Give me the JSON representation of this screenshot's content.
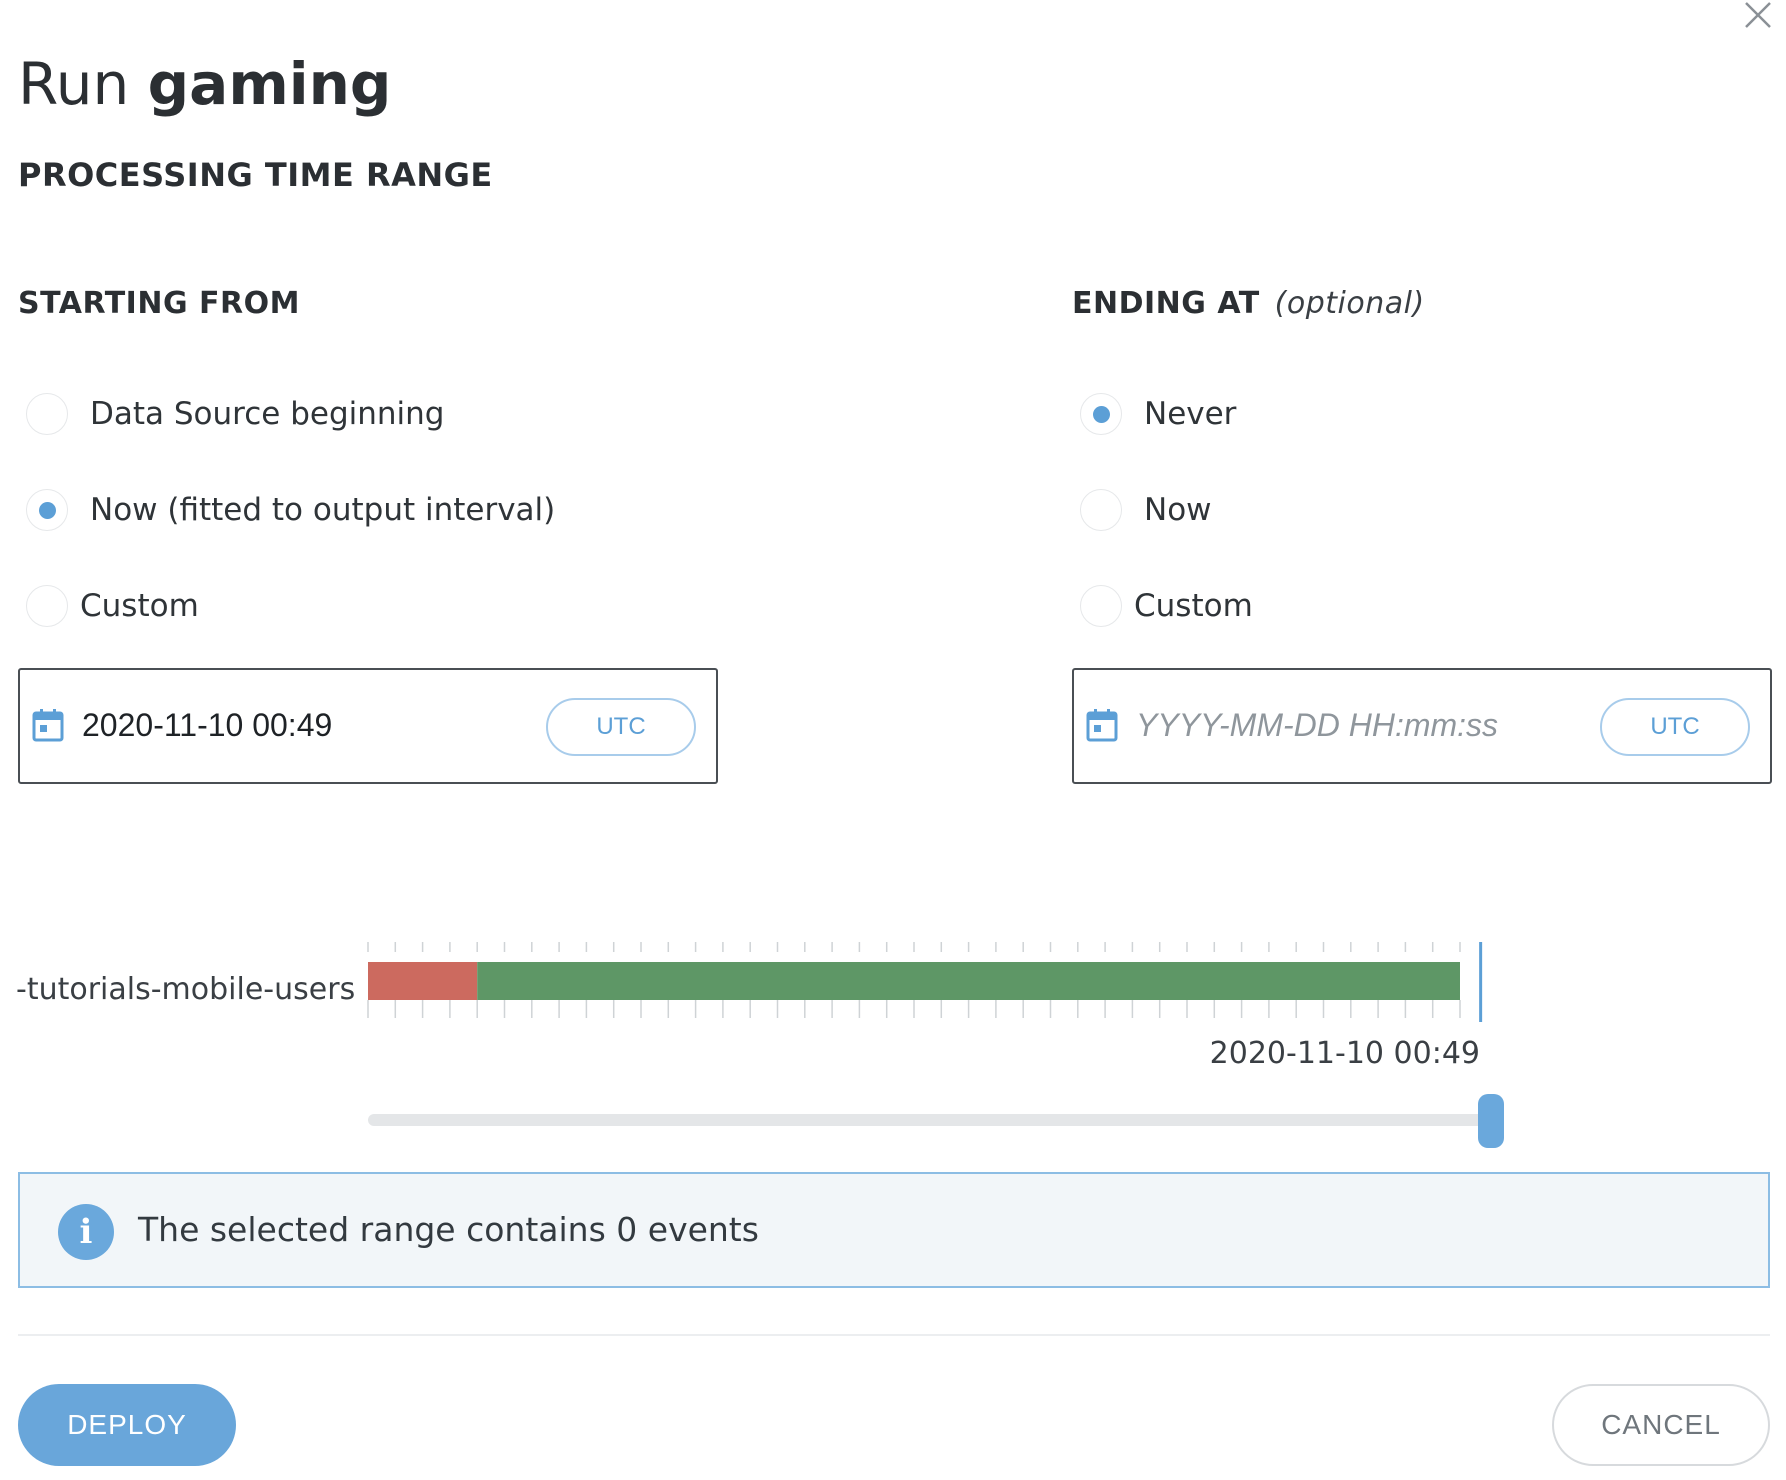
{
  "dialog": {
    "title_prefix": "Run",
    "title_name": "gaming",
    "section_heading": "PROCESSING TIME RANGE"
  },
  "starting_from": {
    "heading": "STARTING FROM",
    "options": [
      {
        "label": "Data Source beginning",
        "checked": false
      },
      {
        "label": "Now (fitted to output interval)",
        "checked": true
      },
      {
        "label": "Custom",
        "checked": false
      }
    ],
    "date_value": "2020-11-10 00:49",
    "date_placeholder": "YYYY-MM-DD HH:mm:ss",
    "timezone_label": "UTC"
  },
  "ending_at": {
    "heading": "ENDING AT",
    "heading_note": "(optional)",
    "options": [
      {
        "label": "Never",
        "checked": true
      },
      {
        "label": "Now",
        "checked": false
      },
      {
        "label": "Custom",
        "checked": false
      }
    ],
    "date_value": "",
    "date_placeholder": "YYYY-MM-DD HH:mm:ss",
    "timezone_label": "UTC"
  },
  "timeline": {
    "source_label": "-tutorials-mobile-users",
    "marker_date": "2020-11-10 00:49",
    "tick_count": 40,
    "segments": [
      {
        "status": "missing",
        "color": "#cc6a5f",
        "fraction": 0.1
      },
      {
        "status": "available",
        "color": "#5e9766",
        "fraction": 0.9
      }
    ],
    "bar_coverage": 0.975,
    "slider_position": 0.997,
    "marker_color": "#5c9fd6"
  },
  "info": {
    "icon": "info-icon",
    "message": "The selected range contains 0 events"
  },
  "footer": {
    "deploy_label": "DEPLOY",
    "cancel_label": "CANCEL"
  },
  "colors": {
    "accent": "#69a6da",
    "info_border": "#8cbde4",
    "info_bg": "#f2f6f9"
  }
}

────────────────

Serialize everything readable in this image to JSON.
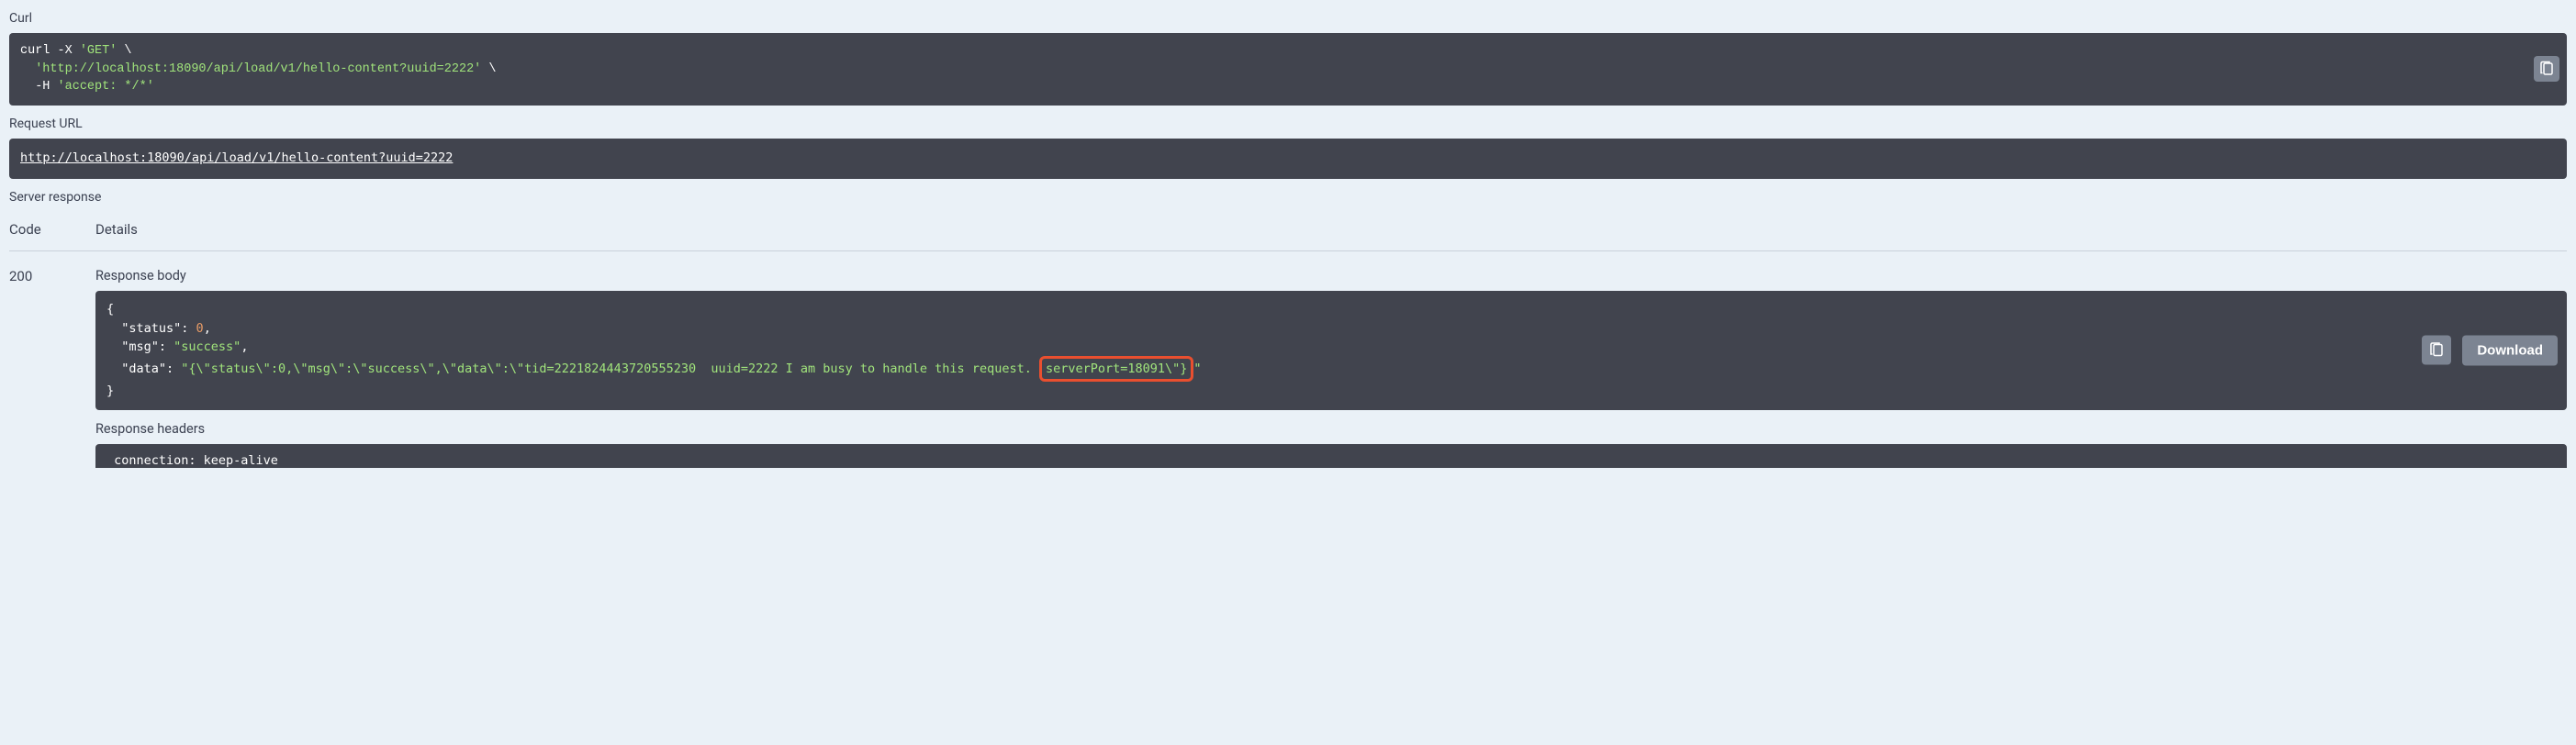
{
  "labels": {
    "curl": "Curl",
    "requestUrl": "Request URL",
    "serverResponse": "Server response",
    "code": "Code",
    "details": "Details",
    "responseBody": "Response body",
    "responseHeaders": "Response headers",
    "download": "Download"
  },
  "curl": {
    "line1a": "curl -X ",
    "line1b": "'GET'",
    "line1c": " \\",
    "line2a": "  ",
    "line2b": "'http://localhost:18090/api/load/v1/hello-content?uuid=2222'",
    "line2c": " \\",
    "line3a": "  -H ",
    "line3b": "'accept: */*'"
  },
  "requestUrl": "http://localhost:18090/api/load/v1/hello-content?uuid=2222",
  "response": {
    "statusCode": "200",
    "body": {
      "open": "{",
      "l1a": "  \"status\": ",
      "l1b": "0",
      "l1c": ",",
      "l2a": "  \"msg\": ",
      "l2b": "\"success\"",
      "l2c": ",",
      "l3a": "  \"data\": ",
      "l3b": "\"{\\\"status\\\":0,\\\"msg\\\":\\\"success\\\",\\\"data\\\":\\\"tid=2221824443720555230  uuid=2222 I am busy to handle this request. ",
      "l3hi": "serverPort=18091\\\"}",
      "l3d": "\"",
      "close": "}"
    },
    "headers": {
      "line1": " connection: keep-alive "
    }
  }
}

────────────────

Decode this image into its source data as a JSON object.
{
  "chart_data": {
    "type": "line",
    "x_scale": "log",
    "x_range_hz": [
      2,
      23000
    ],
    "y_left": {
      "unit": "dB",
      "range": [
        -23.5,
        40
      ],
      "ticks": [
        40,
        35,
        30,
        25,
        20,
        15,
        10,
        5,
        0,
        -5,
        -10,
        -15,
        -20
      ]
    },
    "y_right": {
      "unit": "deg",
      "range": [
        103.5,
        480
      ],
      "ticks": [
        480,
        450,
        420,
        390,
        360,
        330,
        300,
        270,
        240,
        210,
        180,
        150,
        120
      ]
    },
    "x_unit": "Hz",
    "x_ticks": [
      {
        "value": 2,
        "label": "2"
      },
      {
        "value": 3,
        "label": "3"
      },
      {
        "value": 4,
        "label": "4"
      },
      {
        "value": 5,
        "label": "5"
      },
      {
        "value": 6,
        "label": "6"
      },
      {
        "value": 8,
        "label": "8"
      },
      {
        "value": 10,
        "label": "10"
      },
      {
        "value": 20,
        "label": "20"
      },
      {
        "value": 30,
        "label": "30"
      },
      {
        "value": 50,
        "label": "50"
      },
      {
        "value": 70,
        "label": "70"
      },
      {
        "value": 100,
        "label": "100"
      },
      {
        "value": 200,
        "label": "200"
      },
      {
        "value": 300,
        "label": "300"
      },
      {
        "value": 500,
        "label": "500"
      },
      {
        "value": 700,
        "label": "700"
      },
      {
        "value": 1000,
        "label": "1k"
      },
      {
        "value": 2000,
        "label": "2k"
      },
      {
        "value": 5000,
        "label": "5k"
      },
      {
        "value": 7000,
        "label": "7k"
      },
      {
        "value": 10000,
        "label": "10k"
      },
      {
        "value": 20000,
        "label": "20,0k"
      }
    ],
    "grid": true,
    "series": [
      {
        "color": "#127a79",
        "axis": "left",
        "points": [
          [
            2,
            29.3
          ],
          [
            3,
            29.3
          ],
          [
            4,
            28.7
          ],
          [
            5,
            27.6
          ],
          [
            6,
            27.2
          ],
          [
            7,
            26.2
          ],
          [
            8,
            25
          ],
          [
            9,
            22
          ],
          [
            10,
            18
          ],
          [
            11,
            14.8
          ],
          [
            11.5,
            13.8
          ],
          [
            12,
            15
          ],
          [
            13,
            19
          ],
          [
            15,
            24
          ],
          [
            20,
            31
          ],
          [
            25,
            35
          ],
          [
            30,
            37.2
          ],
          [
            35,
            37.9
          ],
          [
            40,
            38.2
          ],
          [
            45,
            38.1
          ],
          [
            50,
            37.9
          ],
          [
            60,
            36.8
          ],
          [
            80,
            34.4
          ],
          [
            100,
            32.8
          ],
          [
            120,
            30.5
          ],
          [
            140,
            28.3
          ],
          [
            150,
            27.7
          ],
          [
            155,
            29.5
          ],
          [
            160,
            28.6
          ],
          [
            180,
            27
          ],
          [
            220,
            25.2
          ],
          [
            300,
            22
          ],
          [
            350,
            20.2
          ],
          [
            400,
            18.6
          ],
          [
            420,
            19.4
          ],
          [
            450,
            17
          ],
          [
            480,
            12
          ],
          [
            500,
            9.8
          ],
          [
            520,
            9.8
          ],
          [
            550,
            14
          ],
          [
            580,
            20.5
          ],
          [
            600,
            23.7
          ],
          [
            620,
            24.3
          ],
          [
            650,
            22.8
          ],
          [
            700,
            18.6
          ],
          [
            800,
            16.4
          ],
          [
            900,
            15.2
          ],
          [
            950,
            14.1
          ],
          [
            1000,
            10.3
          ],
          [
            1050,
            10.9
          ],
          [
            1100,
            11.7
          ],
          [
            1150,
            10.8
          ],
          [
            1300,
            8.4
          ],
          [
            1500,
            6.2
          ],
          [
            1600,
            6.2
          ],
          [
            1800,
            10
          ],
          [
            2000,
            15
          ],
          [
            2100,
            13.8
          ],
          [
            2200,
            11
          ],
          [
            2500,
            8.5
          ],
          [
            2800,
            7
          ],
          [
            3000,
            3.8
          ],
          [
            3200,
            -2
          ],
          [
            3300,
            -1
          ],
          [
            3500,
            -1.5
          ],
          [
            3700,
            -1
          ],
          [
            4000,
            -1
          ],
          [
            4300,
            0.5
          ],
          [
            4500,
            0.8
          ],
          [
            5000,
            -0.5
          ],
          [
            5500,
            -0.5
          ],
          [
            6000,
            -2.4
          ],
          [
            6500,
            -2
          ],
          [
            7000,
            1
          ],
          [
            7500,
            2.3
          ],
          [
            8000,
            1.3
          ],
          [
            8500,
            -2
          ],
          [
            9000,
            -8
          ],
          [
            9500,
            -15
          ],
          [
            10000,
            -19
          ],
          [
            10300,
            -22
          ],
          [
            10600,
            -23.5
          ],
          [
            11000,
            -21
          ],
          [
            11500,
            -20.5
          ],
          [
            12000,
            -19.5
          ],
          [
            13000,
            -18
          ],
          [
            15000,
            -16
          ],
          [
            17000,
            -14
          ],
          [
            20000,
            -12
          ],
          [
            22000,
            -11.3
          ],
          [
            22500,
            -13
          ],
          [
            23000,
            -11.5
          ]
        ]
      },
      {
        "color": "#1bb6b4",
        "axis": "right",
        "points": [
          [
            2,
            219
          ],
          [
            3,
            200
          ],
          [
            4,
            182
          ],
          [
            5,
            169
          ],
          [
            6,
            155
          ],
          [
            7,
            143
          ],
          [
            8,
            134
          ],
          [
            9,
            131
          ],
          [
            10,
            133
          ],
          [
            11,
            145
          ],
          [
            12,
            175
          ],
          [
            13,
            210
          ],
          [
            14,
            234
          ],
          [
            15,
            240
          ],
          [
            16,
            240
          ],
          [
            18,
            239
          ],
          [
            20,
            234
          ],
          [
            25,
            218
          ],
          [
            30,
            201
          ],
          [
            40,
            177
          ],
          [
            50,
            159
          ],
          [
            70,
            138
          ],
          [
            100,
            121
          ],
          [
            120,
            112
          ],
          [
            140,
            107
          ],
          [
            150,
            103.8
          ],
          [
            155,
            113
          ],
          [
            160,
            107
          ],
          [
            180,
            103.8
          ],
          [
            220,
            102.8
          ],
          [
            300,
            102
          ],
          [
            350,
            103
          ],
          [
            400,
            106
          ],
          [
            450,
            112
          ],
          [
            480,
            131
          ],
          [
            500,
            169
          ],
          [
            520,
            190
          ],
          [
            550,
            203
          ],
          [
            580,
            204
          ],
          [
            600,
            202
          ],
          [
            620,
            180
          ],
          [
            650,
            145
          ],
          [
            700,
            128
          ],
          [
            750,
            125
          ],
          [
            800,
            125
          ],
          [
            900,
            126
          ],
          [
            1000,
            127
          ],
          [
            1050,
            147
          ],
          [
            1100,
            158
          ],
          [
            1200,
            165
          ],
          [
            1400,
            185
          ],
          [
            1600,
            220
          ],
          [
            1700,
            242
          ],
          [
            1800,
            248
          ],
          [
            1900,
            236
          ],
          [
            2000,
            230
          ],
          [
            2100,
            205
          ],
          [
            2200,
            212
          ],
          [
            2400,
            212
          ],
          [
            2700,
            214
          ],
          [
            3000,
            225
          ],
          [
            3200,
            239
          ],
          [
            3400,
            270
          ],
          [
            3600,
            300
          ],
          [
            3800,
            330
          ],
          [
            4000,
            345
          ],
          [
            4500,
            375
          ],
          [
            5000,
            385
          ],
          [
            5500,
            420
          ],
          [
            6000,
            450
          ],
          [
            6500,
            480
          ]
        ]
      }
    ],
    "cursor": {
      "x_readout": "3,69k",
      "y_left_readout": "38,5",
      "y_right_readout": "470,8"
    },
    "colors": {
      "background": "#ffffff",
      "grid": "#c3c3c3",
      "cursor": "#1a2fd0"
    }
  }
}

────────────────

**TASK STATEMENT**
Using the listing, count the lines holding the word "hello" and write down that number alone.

**YOUR SOLUTION**
2